§ Assignment: For each line of the data that includes the word "Referral", copy the line.
══════════════════════════════
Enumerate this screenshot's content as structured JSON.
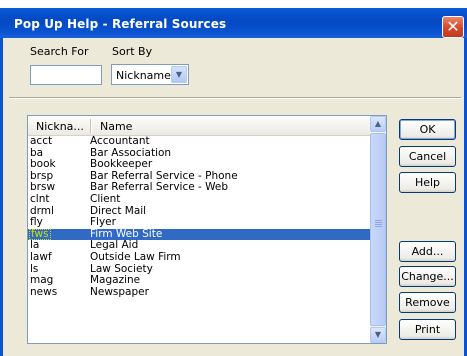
{
  "window": {
    "title": "Pop Up Help - Referral Sources",
    "close_symbol": "✕"
  },
  "search": {
    "label": "Search For",
    "value": ""
  },
  "sort": {
    "label": "Sort By",
    "selected": "Nickname",
    "arrow": "▼"
  },
  "list": {
    "columns": [
      "Nickna...",
      "Name"
    ],
    "rows": [
      {
        "nick": "acct",
        "name": "Accountant"
      },
      {
        "nick": "ba",
        "name": "Bar Association"
      },
      {
        "nick": "book",
        "name": "Bookkeeper"
      },
      {
        "nick": "brsp",
        "name": "Bar Referral Service - Phone"
      },
      {
        "nick": "brsw",
        "name": "Bar Referral Service - Web"
      },
      {
        "nick": "clnt",
        "name": "Client"
      },
      {
        "nick": "drml",
        "name": "Direct Mail"
      },
      {
        "nick": "fly",
        "name": "Flyer"
      },
      {
        "nick": "fws",
        "name": "Firm Web Site"
      },
      {
        "nick": "la",
        "name": "Legal Aid"
      },
      {
        "nick": "lawf",
        "name": "Outside Law Firm"
      },
      {
        "nick": "ls",
        "name": "Law Society"
      },
      {
        "nick": "mag",
        "name": "Magazine"
      },
      {
        "nick": "news",
        "name": "Newspaper"
      }
    ],
    "selected_nick": "fws",
    "scroll_up": "▲",
    "scroll_down": "▼"
  },
  "buttons": {
    "ok": "OK",
    "cancel": "Cancel",
    "help": "Help",
    "add": "Add...",
    "change": "Change...",
    "remove": "Remove",
    "print": "Print"
  },
  "colors": {
    "titlebar": "#0a52d0",
    "selection": "#316ac5",
    "close": "#d5472b"
  }
}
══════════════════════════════
§ Task answer:
    "title": "Pop Up Help - Referral Sources",
        "name": "Bar Referral Service - Phone"
        "name": "Bar Referral Service - Web"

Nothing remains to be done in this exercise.